Grewal had sought to require law enforcement agencies across the state to publicly identify officers who were fired, demoted or suspended for more than five days because of a disciplinary violation. The first list was to be published by Dec. 31, though the state police had planned to release data going back to 2000 on Wednesday.
Officers with the state Division of Criminal Justice and the Juvenile Justice Commission suspended for disciplinary violations were also to be publicized by Wednesday. The publication was to cover disciplinary violations for as far back the agencies’ records go, along with a summary of the misconduct, Grewal said.
The court only temporarily blocked the release of the disciplined officers’ names. A hearing in the case has been set for October.
Meanwhile in New York, a coalition of police, firefighter and correction officers' unions filed a lawsuit against the city that temporarily blocks plans to make disciplinary files public. Mayor Bill de Blasio has previously said making those files more accessible to the public was a major part of police reforms and increasing transparency within the deparment.
“This is not a challenge to the public right to know. This is not about transparency. We are defending privacy, integrity and the unsullied reputations of thousands of hard-working public safety employees,” said Hank Sheinkopf, spokesman for We Are All New York, a newly formed union coalition. “Any worker who has ever been the subject of unfair or false complaints knows the personal and professional damage that can be caused.”
The court issued a stay in disclosing any records concerning unsubstantiated claims or settlement agreements, some of which were set to go live online starting Wednesday, according to the coalition.

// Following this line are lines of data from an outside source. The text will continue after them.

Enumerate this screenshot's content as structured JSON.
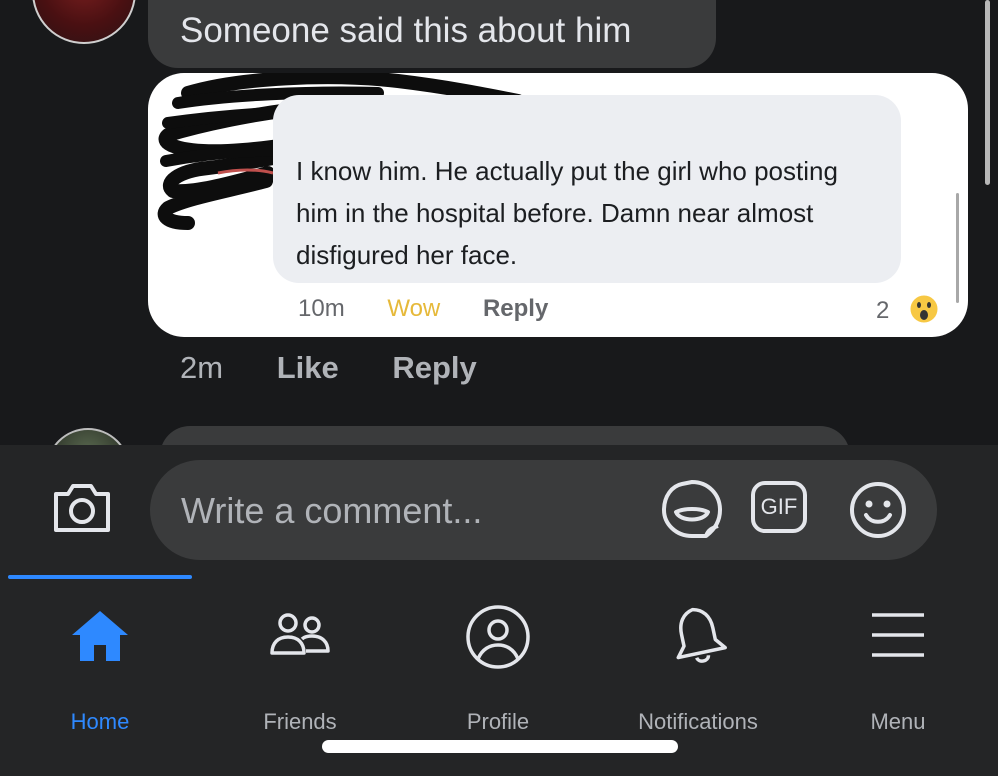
{
  "comment": {
    "text": "Someone said this about him",
    "time": "2m",
    "like_label": "Like",
    "reply_label": "Reply"
  },
  "embedded_screenshot": {
    "comment_text": "I know him. He actually put the girl who posting him in the hospital before. Damn near almost disfigured her face.",
    "time": "10m",
    "reaction_label": "Wow",
    "reply_label": "Reply",
    "reaction_count": "2"
  },
  "composer": {
    "placeholder": "Write a comment...",
    "gif_label": "GIF"
  },
  "nav": {
    "tabs": [
      {
        "label": "Home",
        "icon": "home-icon",
        "active": true
      },
      {
        "label": "Friends",
        "icon": "friends-icon"
      },
      {
        "label": "Profile",
        "icon": "profile-icon"
      },
      {
        "label": "Notifications",
        "icon": "bell-icon"
      },
      {
        "label": "Menu",
        "icon": "menu-icon"
      }
    ]
  },
  "colors": {
    "background": "#18191b",
    "bubble": "#3a3b3c",
    "bar": "#242526",
    "accent": "#2e89ff",
    "wow": "#e6b93a"
  }
}
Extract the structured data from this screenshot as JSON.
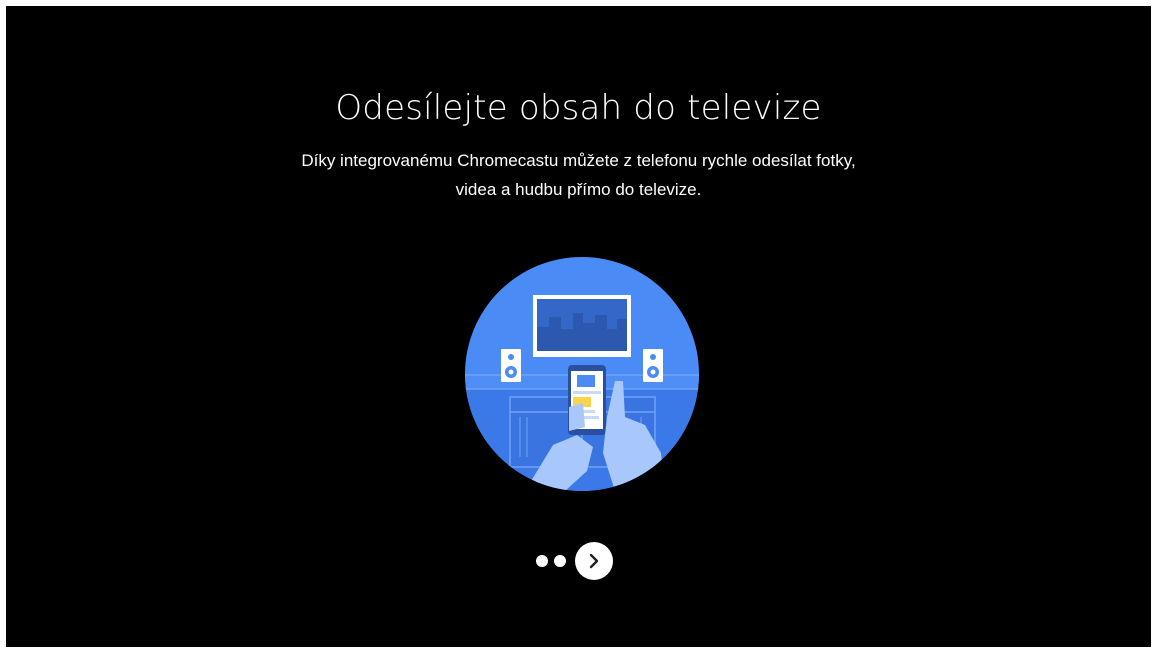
{
  "onboarding": {
    "title": "Odesílejte obsah do televize",
    "description_lines": [
      "Díky integrovanému Chromecastu můžete z telefonu rychle odesílat fotky,",
      "videa a hudbu přímo do televize."
    ]
  },
  "pager": {
    "total_pages": 3,
    "current_page": 3,
    "next_icon": "chevron-right-icon"
  },
  "colors": {
    "background": "#000000",
    "illustration_blue": "#4285f4",
    "text": "#ffffff"
  }
}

"Today's judicial decision clearly says that public safety officers, police officers, are entitled to due process," said Sheinkopf. "Unproven accusations destroy career and lives. We stopped de Blasio from doing this today."